world, and the most wealthy will have a wound in their hearts by your act which a century may not heal; and the posterity of some of those who now hear my voice may look back with amazement, and I will say with lamentation, at the course which was taken by the honourable and learned gentleman, and by such honourable members as may choose to follow his leading. [‘No! No!’] I suppose the honourable gentlemen who cry ‘No!’ will admit that we sometimes suffer from the errors of our ancestors. There are few persons who will not admit that, if their fathers had been wiser, their children would have been happier.

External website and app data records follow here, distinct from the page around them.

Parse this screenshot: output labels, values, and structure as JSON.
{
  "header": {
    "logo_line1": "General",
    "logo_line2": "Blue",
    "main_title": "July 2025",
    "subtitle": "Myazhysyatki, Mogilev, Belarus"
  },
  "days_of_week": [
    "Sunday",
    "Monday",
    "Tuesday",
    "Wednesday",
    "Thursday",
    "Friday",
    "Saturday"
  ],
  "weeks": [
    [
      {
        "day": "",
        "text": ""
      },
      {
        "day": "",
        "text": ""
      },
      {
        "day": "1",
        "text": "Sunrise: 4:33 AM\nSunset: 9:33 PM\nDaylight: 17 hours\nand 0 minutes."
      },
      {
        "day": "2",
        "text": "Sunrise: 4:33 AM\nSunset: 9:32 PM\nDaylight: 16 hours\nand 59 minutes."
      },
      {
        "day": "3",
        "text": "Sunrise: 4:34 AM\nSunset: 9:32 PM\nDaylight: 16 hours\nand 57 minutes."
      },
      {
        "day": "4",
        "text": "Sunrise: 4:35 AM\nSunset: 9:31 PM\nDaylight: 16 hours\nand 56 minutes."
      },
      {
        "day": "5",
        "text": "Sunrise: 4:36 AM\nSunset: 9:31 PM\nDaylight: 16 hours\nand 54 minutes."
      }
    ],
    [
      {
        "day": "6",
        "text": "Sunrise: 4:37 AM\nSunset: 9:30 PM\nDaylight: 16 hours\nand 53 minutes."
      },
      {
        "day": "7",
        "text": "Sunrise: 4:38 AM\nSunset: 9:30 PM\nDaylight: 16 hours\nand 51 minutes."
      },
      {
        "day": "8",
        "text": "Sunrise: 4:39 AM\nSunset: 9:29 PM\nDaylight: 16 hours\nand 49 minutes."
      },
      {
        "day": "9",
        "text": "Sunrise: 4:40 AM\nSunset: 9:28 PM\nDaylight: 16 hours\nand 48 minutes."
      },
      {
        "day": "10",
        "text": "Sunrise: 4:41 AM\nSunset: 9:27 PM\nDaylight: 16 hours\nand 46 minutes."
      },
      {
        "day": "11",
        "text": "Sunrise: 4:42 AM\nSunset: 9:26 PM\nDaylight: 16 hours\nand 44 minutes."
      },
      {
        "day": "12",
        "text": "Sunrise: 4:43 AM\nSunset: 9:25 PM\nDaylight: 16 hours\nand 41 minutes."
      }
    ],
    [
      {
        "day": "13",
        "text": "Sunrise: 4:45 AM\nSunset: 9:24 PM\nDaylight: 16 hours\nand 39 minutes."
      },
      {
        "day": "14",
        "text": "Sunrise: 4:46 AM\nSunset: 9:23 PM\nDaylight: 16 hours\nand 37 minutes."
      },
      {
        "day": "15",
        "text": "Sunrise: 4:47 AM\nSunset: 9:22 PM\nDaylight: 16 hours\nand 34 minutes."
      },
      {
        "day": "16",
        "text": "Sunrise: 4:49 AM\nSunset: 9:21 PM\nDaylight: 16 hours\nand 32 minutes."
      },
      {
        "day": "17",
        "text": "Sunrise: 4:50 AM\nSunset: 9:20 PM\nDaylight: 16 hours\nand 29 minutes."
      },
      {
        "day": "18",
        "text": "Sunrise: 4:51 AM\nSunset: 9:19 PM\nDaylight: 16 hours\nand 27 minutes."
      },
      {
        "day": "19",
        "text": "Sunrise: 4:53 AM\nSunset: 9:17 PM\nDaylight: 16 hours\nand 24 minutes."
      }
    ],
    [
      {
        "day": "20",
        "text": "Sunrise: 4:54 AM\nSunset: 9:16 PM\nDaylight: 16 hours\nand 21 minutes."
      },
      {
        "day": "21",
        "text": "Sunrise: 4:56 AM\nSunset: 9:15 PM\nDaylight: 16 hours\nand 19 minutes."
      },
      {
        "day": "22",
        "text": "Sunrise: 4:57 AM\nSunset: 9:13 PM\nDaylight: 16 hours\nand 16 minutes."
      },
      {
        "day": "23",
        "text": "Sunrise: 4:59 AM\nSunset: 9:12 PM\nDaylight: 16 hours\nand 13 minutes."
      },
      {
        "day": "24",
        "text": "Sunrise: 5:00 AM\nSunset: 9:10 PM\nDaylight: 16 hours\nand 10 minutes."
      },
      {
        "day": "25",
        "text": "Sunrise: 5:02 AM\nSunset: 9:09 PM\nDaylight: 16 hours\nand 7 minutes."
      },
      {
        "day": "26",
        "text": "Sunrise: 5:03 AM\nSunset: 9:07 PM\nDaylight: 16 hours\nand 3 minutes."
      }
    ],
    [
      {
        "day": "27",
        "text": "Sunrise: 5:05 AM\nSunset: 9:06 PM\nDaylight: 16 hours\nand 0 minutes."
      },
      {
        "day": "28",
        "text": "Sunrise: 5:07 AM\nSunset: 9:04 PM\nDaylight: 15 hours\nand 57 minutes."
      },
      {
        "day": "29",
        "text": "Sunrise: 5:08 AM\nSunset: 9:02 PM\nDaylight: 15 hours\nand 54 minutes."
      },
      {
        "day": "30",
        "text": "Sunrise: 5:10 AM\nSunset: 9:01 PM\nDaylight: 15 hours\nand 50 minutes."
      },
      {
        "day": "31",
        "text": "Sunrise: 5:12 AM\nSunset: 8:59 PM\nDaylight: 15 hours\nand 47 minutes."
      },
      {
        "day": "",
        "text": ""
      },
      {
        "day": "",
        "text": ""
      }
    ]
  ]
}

We know the cause of this revolt, its purposes, and its aims. Those who made it have not left us in darkness respecting their intentions, but what they are to accomplish is still hidden from our sight; and I will abstain now, as I have always abstained with regard to it, from predicting what is to come. I know what I hope for—and what I shall rejoice in—but I know nothing of future facts that will enable me to express a confident opinion. Whether it will give freedom to the race which white men have trampled in the dust, and whether the issue will purify a nation steeped in crimes committed against that race, is known only to the Supreme. In His hands are alike the breath of man and the life of States. I am willing to commit to Him the issue of this dreaded contest; but I implore of Him, and I beseech this House, that my country may lift nor hand nor voice in aid of the most stupendous act of guilt that history has recorded in the annals of mankind.